Tainan hosts an extraordinary museum that combines old and new. The Tainan City Art Museum is the best in the city and occupies two buildings a couple of blocks away from each other. The imperial one is named Building No. 1 and is the former Police Department built in 1931. Sutejiro Umezawa designed it in Art Deco Style. Don’t forget to check Building No. 2, a contemporary beauty designed by Chao Yung Shih and Shigeru Ban Architects, winner of the Pritzker Prize. Its delicate shape resembles that of the Delonix regia, Tainan’s official tree. The museum hosts Taiwan’s first art research center.
321 Art Alley Settlement
The 321 Art Alley Settlement and Tainan Park combine the best Tainan has to offer: nature, architecture, and culture. This place is beautiful! The Taiwanese authorities have done a superb job restoring the old Japanese settlement. The Japanese built residences for high officials in the area in the 1930s. It was the best neighborhood in the city, within walking distance to the luxurious Hayashi Department Store. The Chinese constructed a factory on the site when the Japanese left. Believe it or not, this factory kept somehow working until the early 1990s. The place slowly fell into oblivion until 2013 when the government began an extensive restoration and artists move in.
Today, 321 Art Alley Settlement is part of the gorgeous Tainan Park, also known by locals as Zhongshan Park, a.k.a. Sun Yat-Sen. The park dates back to the 1600s. Some of the trees that line its paths are quite old. Everyone in the city comes here, especially the elderly. Thus, visit in the morning, and you’ll get to see how locals live and exercise. Do not rush, the park deserves at least an hour. Several architectural jewels dot Tainan Park. We begin with the old Taiwan Railway Station, built by the Japanese. Continue north until you see the Tainan Cultural and Creative Park, with the Shangri La tower behind. The Center used to be the old Office of the Taiwan Governor-General Monopoly Bureau, so the contrast with the ultra-modern tower is great. Continue a couple of meters, and you will reach the park.
Inside the park, look for the one of a kind Zhongdao Chongwen Archway a remnant of the Qing Dynasty completed in 1815. The archway is next to Yan Lake. You can rent pedal boats here and enjoy the marble bridge and pavilion in the center of the lake. All you have to do now is walk admiring the different pagodas, bridges, pavilions, and houses that dot the area. Do not miss the Old Residence of Kuo Po Chuan, a meticulously preserved residence. Likewise, look for the ruins of another residence. Do not worry if you get hungry or thirsty. The park boasts two incredible coffee houses: the Film 321 Action and Café Ichi. Once rested, you’ve got many shops and art galleries to discover.
Anping Fort and Tree House

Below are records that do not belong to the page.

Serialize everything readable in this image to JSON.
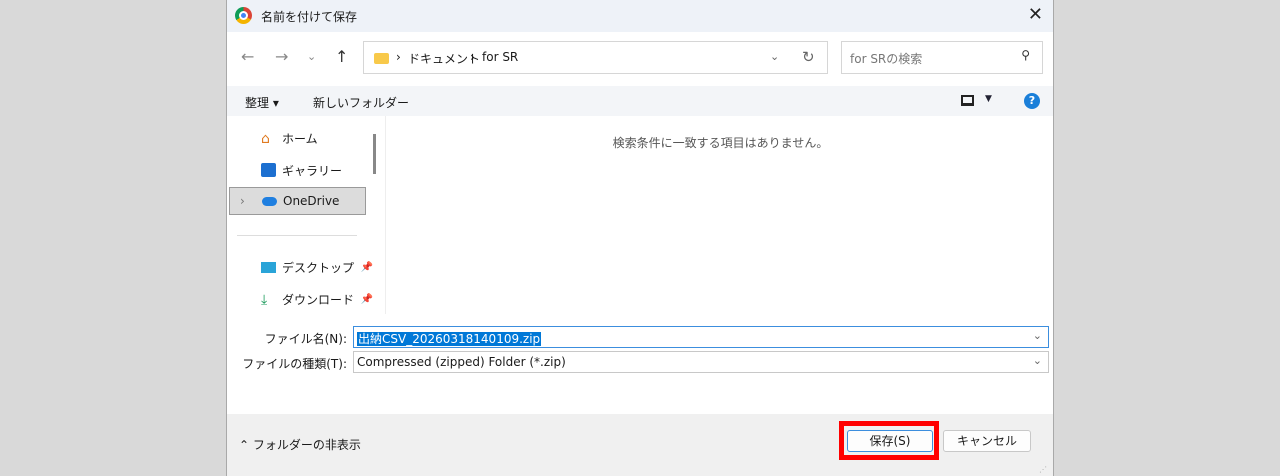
{
  "window": {
    "title": "名前を付けて保存",
    "close": "✕"
  },
  "address": {
    "segments": [
      "ドキュメント",
      "for SR"
    ],
    "sep": "›"
  },
  "search": {
    "placeholder": "for SRの検索"
  },
  "toolbar": {
    "organize": "整理 ▾",
    "new_folder": "新しいフォルダー"
  },
  "nav_items": [
    {
      "label": "ホーム"
    },
    {
      "label": "ギャラリー"
    },
    {
      "label": "OneDrive"
    },
    {
      "label": "デスクトップ"
    },
    {
      "label": "ダウンロード"
    }
  ],
  "content": {
    "empty_message": "検索条件に一致する項目はありません。"
  },
  "form": {
    "filename_label": "ファイル名(N):",
    "filename_value": "出納CSV_20260318140109.zip",
    "filetype_label": "ファイルの種類(T):",
    "filetype_value": "Compressed (zipped) Folder (*.zip)"
  },
  "footer": {
    "hide_folders": "フォルダーの非表示",
    "save": "保存(S)",
    "cancel": "キャンセル"
  },
  "colors": {
    "highlight": "#ff0000",
    "selection": "#0078d7"
  }
}
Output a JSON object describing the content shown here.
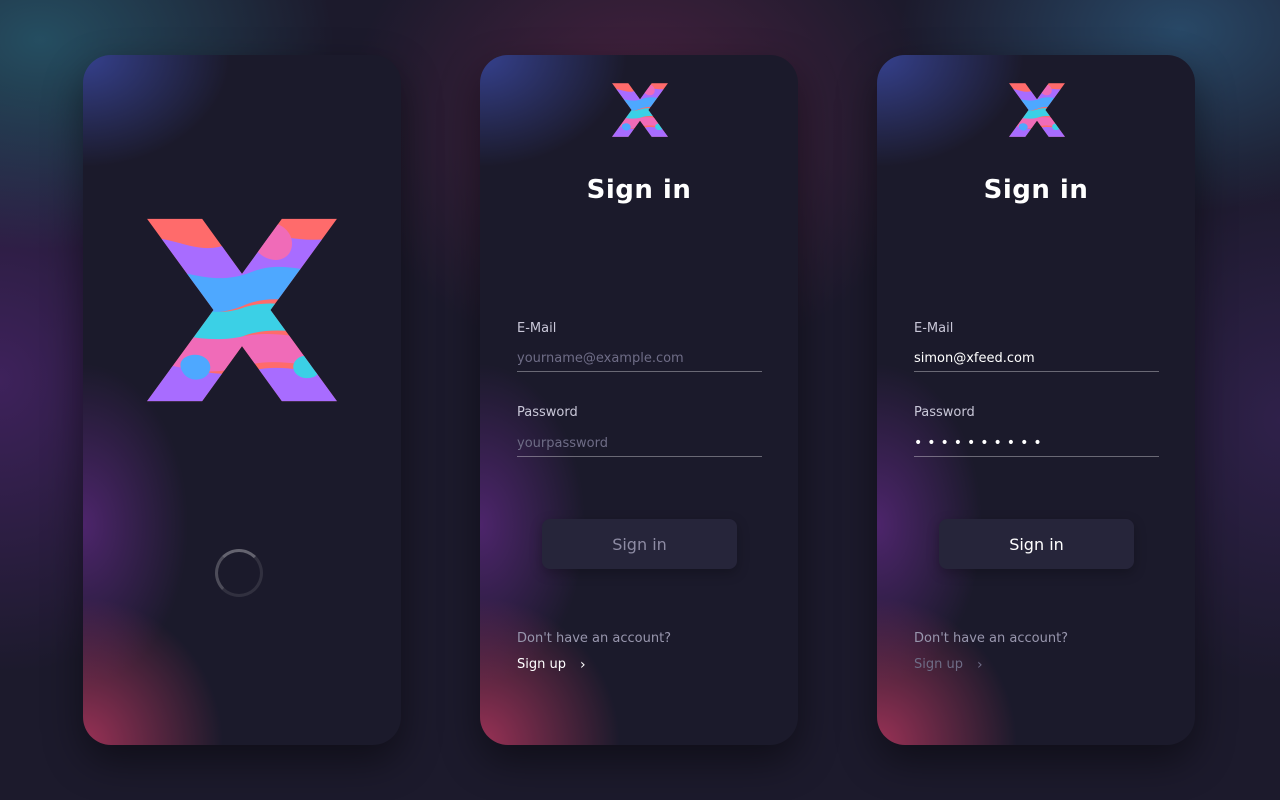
{
  "colors": {
    "background": "#1c1a2c",
    "card": "#1b1a2b",
    "button": "#26253a",
    "logo_palette": [
      "#ff6b6b",
      "#a86cff",
      "#4ea8ff",
      "#3bd0e6",
      "#f06bb8"
    ]
  },
  "screens": [
    {
      "type": "splash",
      "logo_icon": "x-logo-icon",
      "spinner_icon": "loading-spinner-icon"
    },
    {
      "type": "sign-in-empty",
      "logo_icon": "x-logo-icon",
      "title": "Sign in",
      "email": {
        "label": "E-Mail",
        "value": "",
        "placeholder": "yourname@example.com"
      },
      "password": {
        "label": "Password",
        "value": "",
        "placeholder": "yourpassword"
      },
      "submit_label": "Sign in",
      "submit_state": "disabled",
      "no_account_text": "Don't have an account?",
      "signup_label": "Sign up",
      "chevron_icon": "chevron-right-icon",
      "chevron_glyph": "›"
    },
    {
      "type": "sign-in-filled",
      "logo_icon": "x-logo-icon",
      "title": "Sign in",
      "email": {
        "label": "E-Mail",
        "value": "simon@xfeed.com",
        "placeholder": "yourname@example.com"
      },
      "password": {
        "label": "Password",
        "value": "••••••••••",
        "placeholder": "yourpassword"
      },
      "submit_label": "Sign in",
      "submit_state": "enabled",
      "no_account_text": "Don't have an account?",
      "signup_label": "Sign up",
      "chevron_icon": "chevron-right-icon",
      "chevron_glyph": "›"
    }
  ]
}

Before departing to Taichung, we spent some time in the coastal suburb of Anping. Here is where the Dutch built their first fortress in Taiwan, called Fort Zeelandia. The area encompasses the ruins of the original site, nowadays called the Anping Fort. However, the star of the area is the nearby Anping Tree House, an old warehouse set amongst huge Banyan Trees, numerous canals, and green areas. The nicest street in the area is the Anping Old Street. Eateries and shops line this beautiful pedestrian alley. What a great way to end our excursion to Taiwan’s most atmospheric city.

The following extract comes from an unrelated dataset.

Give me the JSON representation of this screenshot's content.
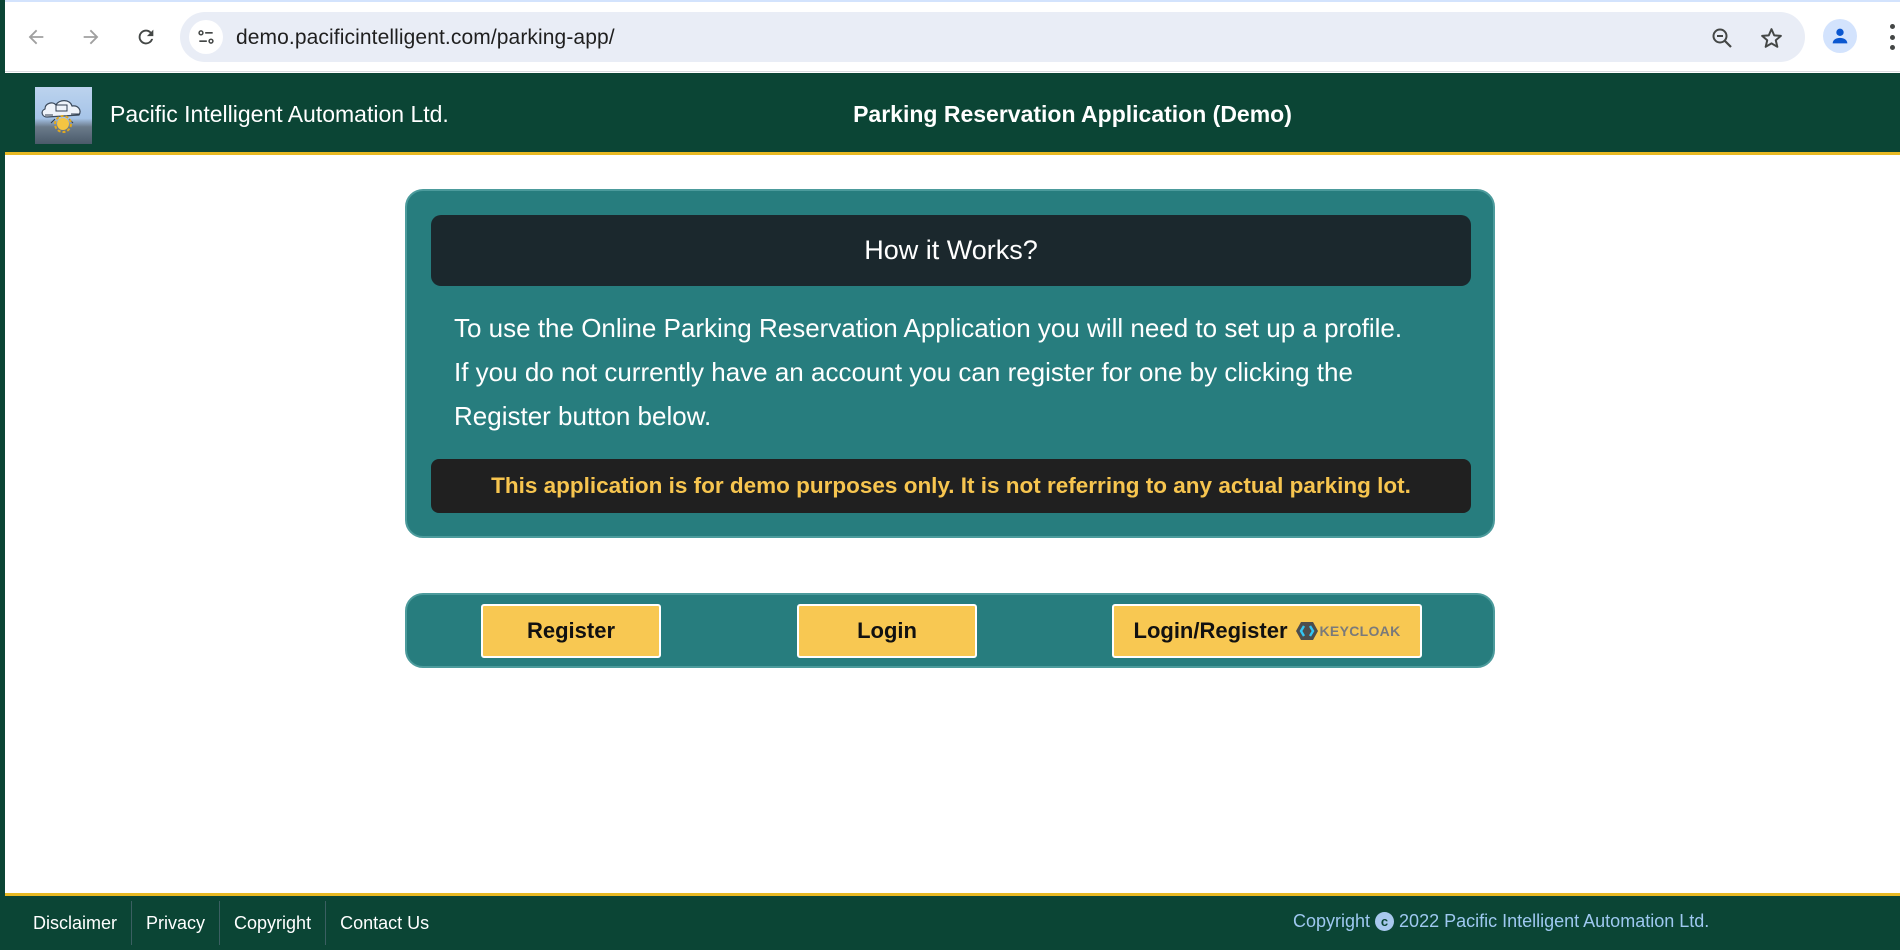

Where to Eat and Have Coffee
You won’t have any trouble eating or having coffee in Tainan. Everywhere you go, you’ll find good food. That said, a couple of places do stand out. Café Flaneur & Bistro is close to Shennong Street and offers both drinks and meals with an authentic atmosphere. Serving coffee and meals, to the east of the 321 Art District, is Café Ichi. You will recognize it from the lush passion tree canopy. For the most authentic bao in the city head to Klin Tainan Baozi, serving locals for more than 60 years. On the other hand, Pari Pari is for the hip. It’s a retro 70s Japanese style building with a fancy shop, loads of art, and a superb coffee shop on the second floor. For drinks, we’ve got two fantastic places. The TCRT is a posh bar so favored by locals that it’s better to book ahead. A bit more relaxed is Lola, close to the old city gate. They’ve got old vinyl records, books, movies, and the coolest vibe in Tainan.